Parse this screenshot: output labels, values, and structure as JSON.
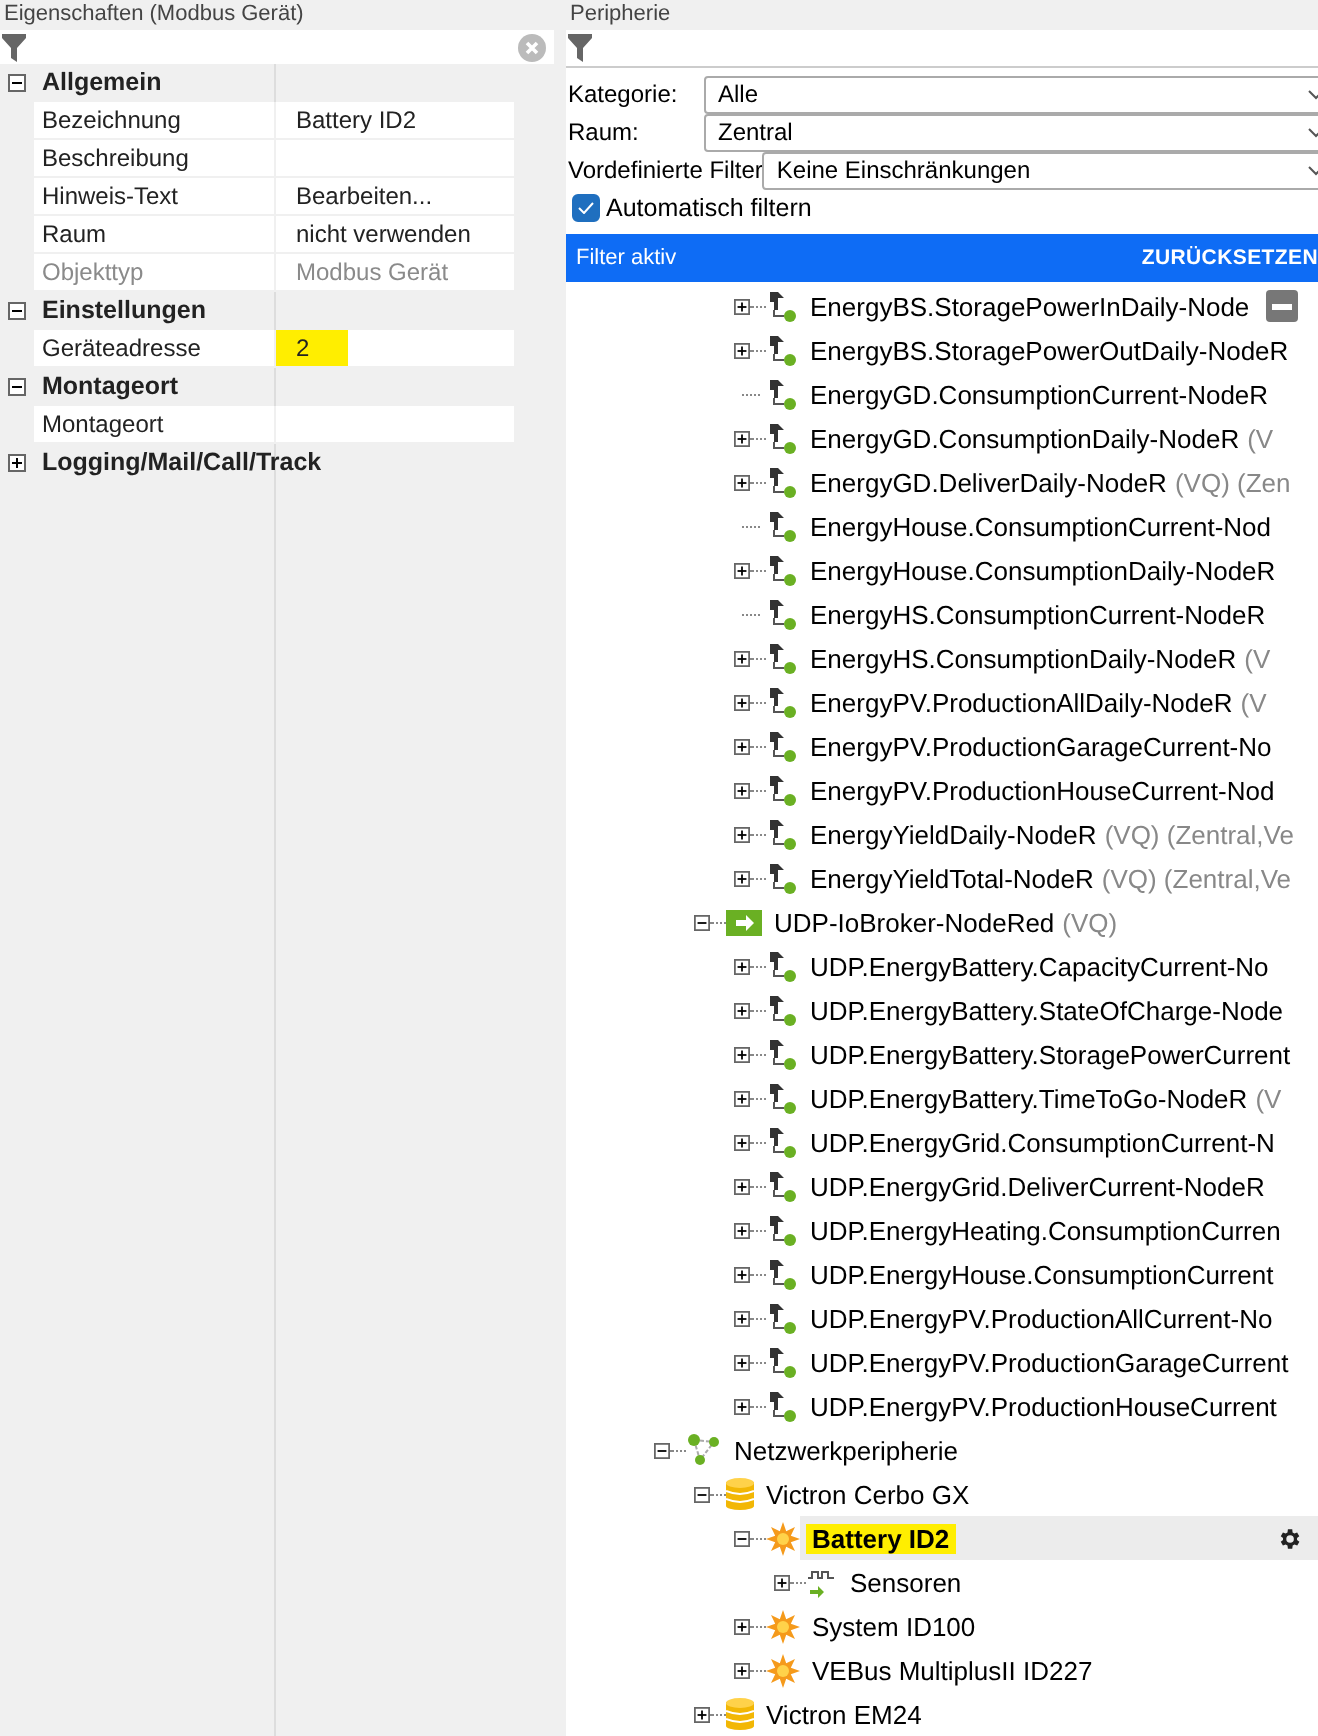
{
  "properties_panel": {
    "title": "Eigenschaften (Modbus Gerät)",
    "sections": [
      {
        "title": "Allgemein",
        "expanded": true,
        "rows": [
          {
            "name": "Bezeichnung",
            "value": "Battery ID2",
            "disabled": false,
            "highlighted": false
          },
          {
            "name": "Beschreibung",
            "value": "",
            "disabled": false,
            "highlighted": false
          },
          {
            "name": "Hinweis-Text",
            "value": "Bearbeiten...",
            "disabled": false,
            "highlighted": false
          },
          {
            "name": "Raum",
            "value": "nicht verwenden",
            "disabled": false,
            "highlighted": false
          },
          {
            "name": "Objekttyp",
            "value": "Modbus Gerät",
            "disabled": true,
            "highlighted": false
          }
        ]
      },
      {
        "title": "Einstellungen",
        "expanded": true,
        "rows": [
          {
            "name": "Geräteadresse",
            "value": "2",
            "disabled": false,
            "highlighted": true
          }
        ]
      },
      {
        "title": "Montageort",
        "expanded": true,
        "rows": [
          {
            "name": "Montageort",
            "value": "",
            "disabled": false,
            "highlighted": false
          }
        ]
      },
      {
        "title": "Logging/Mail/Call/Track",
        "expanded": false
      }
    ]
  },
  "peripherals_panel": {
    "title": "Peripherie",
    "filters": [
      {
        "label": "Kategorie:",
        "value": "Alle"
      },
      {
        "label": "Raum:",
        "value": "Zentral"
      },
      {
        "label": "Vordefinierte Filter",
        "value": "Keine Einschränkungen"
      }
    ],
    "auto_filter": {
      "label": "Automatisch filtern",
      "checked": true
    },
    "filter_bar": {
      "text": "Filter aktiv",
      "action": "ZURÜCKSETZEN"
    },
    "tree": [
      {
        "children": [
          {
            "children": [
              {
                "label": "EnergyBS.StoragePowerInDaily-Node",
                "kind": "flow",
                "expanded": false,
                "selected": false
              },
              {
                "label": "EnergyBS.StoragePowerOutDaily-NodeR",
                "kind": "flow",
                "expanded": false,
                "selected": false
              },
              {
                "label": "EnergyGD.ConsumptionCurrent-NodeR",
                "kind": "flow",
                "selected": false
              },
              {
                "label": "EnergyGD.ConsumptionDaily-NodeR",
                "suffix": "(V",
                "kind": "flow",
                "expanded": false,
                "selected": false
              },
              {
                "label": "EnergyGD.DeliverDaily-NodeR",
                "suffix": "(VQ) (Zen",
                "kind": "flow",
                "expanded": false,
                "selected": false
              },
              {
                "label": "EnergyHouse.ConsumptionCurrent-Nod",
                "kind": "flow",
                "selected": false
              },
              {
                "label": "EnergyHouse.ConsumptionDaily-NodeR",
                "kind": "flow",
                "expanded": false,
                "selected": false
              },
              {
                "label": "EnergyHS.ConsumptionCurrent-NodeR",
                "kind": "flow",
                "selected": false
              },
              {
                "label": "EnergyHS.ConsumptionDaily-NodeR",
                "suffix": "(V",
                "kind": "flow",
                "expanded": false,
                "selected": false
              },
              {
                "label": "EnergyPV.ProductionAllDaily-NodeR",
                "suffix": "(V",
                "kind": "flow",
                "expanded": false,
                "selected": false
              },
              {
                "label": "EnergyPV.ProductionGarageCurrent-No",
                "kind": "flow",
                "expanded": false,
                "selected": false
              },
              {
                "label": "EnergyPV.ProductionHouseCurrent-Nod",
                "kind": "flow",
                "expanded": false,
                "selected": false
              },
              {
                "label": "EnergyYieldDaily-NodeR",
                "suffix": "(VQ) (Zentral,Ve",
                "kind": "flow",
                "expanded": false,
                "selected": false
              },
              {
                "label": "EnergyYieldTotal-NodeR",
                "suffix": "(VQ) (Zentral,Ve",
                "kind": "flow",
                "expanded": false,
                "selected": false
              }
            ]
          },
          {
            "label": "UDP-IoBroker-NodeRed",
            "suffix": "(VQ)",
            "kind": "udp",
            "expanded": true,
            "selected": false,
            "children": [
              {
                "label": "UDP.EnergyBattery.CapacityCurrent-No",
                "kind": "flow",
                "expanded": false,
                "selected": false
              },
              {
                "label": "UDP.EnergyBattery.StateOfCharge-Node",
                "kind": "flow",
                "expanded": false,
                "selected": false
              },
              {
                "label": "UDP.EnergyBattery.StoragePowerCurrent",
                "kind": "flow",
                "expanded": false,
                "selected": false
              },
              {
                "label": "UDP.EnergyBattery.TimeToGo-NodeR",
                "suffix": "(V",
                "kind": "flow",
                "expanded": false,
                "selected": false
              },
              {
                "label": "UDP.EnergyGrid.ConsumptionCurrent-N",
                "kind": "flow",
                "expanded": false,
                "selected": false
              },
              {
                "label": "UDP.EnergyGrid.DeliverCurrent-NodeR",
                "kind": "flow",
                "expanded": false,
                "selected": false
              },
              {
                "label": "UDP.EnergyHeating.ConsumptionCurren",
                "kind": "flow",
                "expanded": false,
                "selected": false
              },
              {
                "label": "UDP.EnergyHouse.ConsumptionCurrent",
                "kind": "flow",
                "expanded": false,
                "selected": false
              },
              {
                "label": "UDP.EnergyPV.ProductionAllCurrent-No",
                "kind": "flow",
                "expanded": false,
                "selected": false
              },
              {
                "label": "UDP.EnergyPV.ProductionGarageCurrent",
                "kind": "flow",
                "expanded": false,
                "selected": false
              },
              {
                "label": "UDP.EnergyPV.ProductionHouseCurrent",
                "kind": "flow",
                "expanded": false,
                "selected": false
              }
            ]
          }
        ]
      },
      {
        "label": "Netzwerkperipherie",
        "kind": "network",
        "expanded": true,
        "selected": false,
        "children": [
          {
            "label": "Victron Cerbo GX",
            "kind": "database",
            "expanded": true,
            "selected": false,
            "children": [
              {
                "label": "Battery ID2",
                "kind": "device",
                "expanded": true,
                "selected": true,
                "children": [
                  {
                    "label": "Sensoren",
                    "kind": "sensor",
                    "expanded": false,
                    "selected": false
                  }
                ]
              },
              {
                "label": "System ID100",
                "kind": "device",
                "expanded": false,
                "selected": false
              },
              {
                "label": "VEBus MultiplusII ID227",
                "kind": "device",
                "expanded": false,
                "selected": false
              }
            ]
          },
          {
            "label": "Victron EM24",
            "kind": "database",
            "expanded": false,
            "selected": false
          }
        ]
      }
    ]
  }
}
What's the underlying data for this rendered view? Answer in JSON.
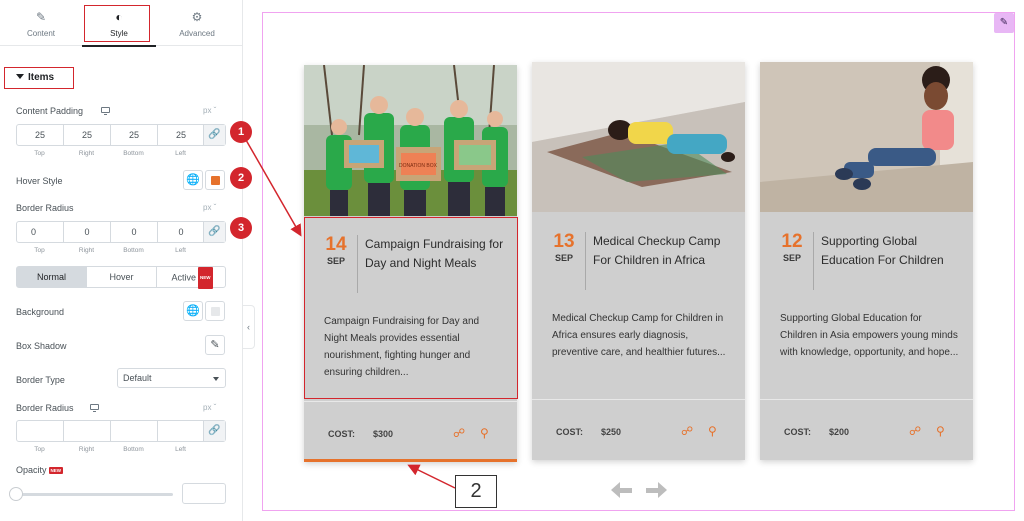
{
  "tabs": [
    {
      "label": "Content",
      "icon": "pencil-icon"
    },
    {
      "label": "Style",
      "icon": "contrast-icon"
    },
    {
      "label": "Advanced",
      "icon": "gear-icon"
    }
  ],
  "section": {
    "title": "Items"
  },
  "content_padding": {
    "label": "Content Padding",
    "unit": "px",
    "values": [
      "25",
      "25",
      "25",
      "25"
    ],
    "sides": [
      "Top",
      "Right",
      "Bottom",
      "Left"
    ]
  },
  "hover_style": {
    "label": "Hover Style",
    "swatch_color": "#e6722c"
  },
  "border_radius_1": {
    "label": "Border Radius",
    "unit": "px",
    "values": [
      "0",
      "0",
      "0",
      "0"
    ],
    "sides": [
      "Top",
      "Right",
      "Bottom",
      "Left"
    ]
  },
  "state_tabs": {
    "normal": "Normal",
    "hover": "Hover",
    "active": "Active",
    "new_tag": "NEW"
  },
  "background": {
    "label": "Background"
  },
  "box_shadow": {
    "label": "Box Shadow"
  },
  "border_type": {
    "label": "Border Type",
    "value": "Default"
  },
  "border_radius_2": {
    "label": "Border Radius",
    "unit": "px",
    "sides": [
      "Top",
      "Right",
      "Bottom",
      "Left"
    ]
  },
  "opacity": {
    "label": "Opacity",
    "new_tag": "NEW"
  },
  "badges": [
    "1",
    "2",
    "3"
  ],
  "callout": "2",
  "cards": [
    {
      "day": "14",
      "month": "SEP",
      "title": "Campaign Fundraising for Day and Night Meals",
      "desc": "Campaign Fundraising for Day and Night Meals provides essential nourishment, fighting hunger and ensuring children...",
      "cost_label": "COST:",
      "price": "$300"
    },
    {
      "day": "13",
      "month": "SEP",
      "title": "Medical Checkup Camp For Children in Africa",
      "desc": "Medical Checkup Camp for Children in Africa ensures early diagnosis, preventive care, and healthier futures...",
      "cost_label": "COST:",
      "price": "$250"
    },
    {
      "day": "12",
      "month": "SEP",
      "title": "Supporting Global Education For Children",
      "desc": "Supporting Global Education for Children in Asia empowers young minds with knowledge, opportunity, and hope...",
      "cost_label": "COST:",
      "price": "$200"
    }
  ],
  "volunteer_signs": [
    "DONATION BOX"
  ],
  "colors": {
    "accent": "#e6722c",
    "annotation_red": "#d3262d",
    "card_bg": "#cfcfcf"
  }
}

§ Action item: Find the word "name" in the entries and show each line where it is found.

§ Response for this exercise:
            "name": "Bezeichnung",
            "name": "Beschreibung",
            "name": "Hinweis-Text",
            "name": "Raum",
            "name": "Objekttyp",
            "name": "Geräteadresse",
            "name": "Montageort",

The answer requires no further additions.